A lot has happened since CivicScience released its Tariff Monitor last month. Not only has the economic outlook among Americans soared to its highest levels in two years, but President Trump has made a lot of progress on trade. By signing phase one of a trade deal with China, Trump hit the brakes on his 18-month-long trade war, with a phase two promised by the end of his term. All that being said, however, Americans, like leaders at Davos, are only a little bit fazed about the trade deal.
Though American’s concern about the impact of tariffs on household finances continues to decline, it’s not a drastic drop by any stretch, decreasing by only one percentage point since December’s reading. This could be due to the fact that, though phase one was signed, many tariffs are still in place. Perhaps Americans aren’t sure if and when the phase two deal will go through.
Little to no change in overall concern makes it no surprise, then, that the political makeup has barely budged either.
There is a slight change in how Americans are taking note of the prices of everyday household items. Americans surveyed in the latest January reading are more likely to say they’re not noticing a difference in the cost of the goods they buy compared to last month.

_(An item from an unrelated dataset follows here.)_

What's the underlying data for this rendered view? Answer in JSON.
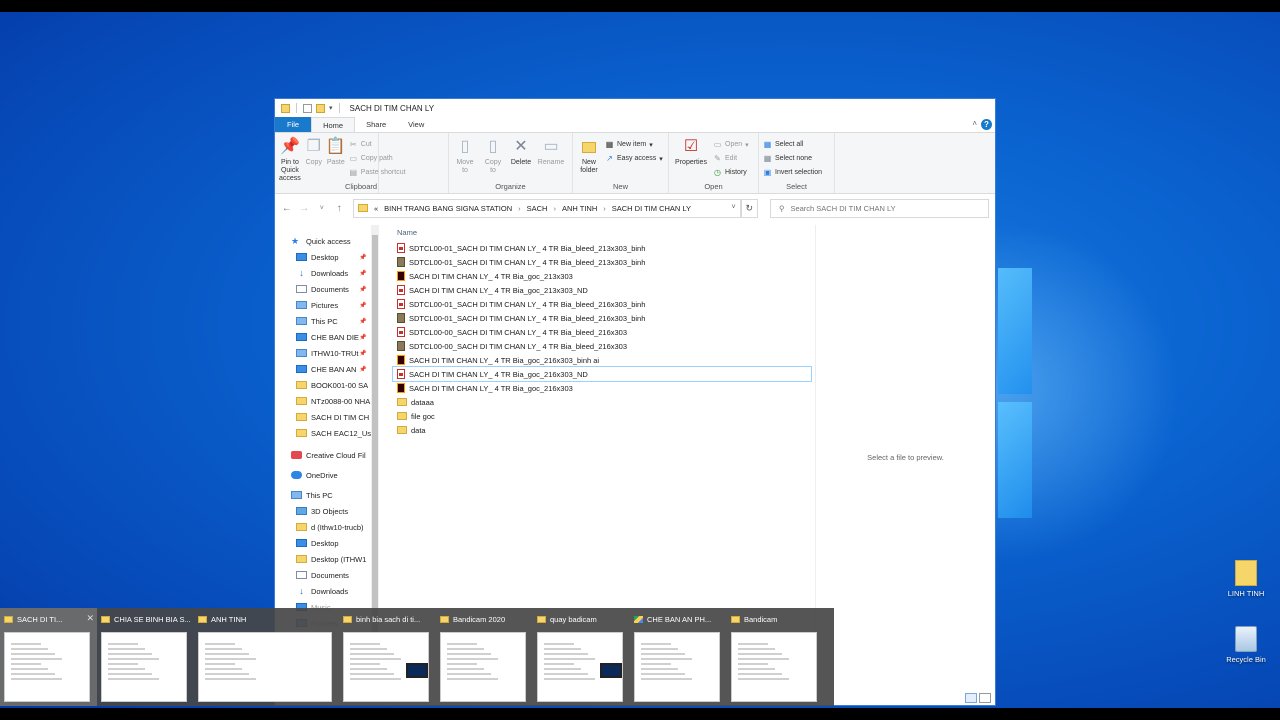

Sixty-two percent of U.S. adults say they haven’t noticed a difference, up three percentage points from December.
So while Americans may feel really good about the economy right now, they’re lukewarm on tariff progress.